**Task instructions:** Reproduce every line in the listing that contains the word "Parentalidade".

-.-.-

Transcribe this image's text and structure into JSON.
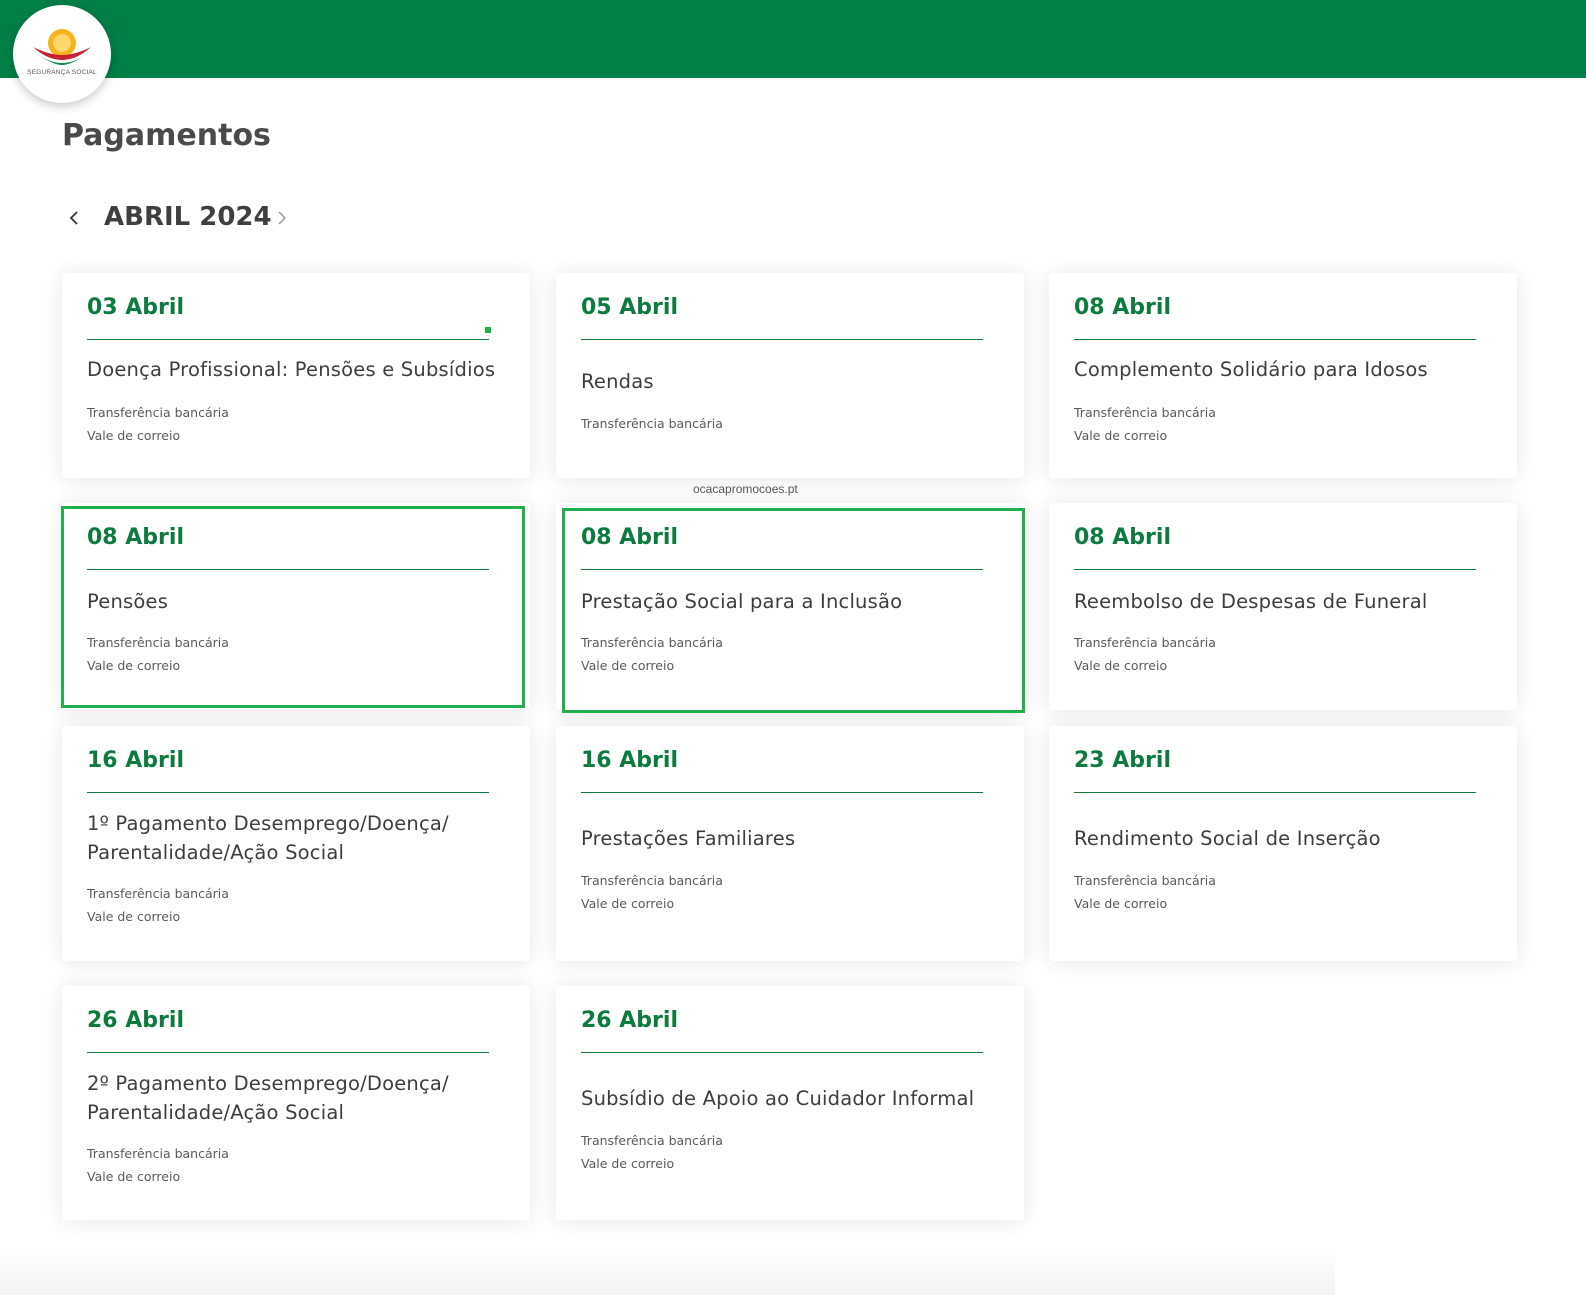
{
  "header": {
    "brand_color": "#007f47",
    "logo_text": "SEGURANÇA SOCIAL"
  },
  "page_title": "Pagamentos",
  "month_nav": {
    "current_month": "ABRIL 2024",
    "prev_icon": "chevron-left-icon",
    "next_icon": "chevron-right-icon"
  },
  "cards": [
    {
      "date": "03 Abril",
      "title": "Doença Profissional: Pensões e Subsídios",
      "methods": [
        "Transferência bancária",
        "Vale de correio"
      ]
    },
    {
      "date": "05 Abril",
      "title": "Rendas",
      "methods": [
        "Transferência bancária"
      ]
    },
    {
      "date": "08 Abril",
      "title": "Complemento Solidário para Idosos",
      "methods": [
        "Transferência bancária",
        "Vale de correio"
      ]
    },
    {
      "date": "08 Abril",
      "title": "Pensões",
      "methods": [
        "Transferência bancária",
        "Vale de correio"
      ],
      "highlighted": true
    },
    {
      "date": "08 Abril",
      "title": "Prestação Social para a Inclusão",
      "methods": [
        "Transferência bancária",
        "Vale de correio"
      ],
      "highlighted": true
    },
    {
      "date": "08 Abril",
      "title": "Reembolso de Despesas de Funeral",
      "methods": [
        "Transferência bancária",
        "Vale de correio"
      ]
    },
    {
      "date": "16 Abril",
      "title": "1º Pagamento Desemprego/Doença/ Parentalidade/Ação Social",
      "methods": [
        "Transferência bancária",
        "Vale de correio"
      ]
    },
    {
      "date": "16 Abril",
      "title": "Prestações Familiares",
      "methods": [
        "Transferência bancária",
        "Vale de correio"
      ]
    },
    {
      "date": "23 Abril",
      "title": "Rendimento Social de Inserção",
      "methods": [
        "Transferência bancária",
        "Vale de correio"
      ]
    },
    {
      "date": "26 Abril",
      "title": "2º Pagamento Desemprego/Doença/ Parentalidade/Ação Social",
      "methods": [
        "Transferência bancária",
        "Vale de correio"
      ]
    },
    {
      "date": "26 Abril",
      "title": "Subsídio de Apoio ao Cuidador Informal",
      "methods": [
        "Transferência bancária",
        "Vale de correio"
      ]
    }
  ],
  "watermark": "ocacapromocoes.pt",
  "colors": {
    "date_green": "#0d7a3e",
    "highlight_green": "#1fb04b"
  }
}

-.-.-

**Result for this task:**
      "title": "1º Pagamento Desemprego/Doença/ Parentalidade/Ação Social",
      "title": "2º Pagamento Desemprego/Doença/ Parentalidade/Ação Social",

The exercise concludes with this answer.